Chambers Fine Art
Jun 24 – Aug 20, 2017
Broken pieces of oversized Chinese bowls, apparently haphazardly strewn around the courtyard of Chambers Fine Art, constitute the first of several works by Lam Tung Pang that force us to contemplate the show’s title Fragmentation. Being Disappeared – Disappeared Hong Kong Art (3) (2013) is made up of pieces of a work originally shown as part of a public installation in Hong Kong in 2013 but shut down after 24 hours, due to a dispute between the venue and the organisers. It was returned to the artist in the broken pieces that form the current work. Lam felt profoundly impacted by this turn of events but could also sympathise with both parties. The artist realised that he could simultaneously hold two contradictory views, a condition that he terms the “fragmented self”.
For his inaugural solo exhibition in Beijing, curated by Abby Chen, Lam presented objects, sketches, paintings, installation works and two videos. For any Hong Kong artist exhibiting in mainland China, it is hard to resist the temptation to interpret every work in the light of one country, two systems and the surrounding questions of independence and democracy. However, Lam’s work also invites some very personal, autobiographical readings. For example, among his latest works in the show is Back and Front (2017), an image of a donkey cut in half and looking downcast. This could be a commentary on the current sociopolitical situation or an allusion to the artist’s personal feelings about periods of distance and separation from Hong Kong.
Diary 20150605 (2017), a note from his travel journal that has been enlarged on canvas, continues this theme by repeating the words “away”, “hometown” and “home”, and contemplating his absence from his native Hong Kong, a very private source of fragmentation. Slogan from Fragmentation (1) (2017), where the written word again features prominently, in the form of two short, hand-written lines on the far wall of the gallery, “哪有大歷史/都是個人小事” (“No grand history. All are personal trivialities”), also allows for a dual reading. Rejecting the grand narrative and sweeping generalisations that history books give us, Lam suggests that small, personal, almost indiscernible actions in fact make up our history. He discards the one-dimensional view that geography and nationality are the sole determinants of a nation’s history. In his view, life is far more complicated when integrated with personal stories. Another recent work, Pray (2017), in a corner of the gallery, is an image of a headless figure with bound feet, facing the wall. According to the artist it is symbolic of forgiveness and hope, two qualities he believes to be essential in our time.

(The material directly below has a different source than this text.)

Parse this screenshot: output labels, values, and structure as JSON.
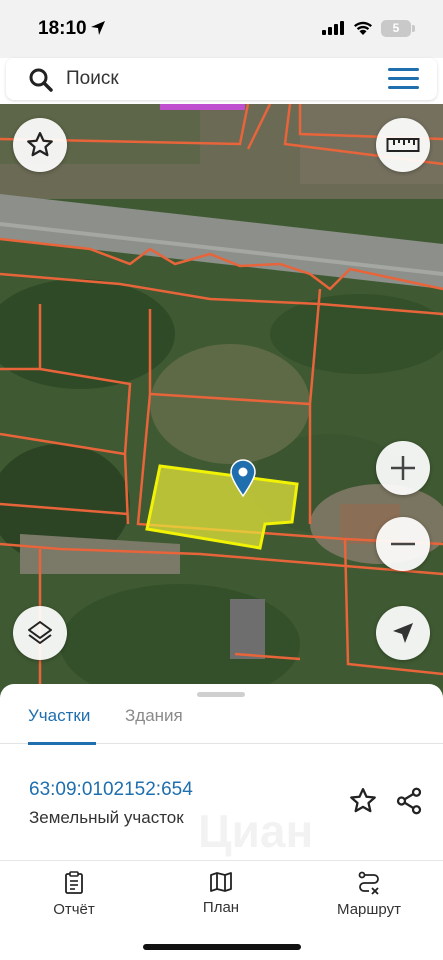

In the past, commenting on the differences between conditions for artists in Beijing and Hong Kong, Lam has mentioned the issue of working space. Hong Kong artists have always had to content themselves with much smaller studios and this is often reflected in the scale of their works. In The Outlook Is Still Positive (2013) Lam creates a powerful miniature work with a few simple objects: a tiny, swimsuit-clad plastic figure seated in front of two old four fen (0.04 yuan) stamps depicting an idyllic Hainan beach scene complete with palm trees. The slogan “the outlook is still positive” (景仍看俏) appears under the figure in a see-through USB stick case. Lam challenges the audience to contemplate, despite all that is going on in our world and our personal lives, whether the outlook is still positive or not.